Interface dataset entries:
__________

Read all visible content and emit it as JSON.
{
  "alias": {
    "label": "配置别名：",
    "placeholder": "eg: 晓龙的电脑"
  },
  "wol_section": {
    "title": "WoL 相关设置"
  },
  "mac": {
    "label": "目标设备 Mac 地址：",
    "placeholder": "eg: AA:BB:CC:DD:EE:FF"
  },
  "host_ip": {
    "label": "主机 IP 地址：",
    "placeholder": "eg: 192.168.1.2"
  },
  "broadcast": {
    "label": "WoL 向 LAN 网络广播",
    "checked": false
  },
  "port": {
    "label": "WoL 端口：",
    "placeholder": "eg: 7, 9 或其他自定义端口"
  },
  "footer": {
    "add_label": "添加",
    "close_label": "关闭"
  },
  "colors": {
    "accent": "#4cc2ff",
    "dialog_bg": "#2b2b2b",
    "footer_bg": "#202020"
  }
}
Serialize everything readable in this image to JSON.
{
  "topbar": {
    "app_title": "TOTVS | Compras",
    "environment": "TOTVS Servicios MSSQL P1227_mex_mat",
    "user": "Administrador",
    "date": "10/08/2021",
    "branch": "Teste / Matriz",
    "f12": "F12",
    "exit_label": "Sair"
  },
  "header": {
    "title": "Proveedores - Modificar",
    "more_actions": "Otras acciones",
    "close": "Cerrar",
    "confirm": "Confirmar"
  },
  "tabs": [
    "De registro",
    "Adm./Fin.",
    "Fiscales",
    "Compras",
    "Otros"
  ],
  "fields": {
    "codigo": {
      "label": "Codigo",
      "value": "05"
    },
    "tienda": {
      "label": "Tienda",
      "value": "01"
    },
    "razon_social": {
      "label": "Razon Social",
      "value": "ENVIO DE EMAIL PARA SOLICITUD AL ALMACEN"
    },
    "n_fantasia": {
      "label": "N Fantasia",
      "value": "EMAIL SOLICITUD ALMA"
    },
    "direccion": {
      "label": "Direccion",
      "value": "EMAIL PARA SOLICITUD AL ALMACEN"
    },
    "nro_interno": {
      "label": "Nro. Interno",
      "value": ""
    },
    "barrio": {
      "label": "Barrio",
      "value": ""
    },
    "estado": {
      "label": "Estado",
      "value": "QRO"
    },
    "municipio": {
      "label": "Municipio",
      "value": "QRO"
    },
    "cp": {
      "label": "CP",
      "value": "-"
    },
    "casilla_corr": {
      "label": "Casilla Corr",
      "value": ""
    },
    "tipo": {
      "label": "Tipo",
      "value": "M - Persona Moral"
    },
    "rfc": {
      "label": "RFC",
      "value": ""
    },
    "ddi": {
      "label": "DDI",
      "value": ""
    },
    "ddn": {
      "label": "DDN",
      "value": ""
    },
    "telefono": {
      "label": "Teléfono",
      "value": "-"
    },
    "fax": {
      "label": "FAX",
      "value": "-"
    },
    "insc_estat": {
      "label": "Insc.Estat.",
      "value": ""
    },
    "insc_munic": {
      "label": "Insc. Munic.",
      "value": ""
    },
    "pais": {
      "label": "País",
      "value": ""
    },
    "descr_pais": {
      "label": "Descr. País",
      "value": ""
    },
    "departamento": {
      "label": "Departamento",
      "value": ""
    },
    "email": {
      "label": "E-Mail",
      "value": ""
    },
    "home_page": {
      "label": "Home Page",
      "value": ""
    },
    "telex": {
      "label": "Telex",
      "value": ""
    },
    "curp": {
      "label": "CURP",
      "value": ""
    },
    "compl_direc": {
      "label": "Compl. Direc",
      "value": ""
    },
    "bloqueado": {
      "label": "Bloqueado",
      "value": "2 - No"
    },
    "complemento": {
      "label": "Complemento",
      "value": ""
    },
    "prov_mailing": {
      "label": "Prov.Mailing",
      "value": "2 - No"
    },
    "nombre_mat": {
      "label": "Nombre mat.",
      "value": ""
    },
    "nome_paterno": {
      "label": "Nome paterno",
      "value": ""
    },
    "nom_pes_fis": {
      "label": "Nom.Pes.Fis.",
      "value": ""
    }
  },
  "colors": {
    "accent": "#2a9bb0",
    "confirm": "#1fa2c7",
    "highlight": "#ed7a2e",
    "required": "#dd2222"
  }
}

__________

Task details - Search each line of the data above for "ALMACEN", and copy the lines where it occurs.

Written reply -
      "value": "ENVIO DE EMAIL PARA SOLICITUD AL ALMACEN"
      "value": "EMAIL PARA SOLICITUD AL ALMACEN"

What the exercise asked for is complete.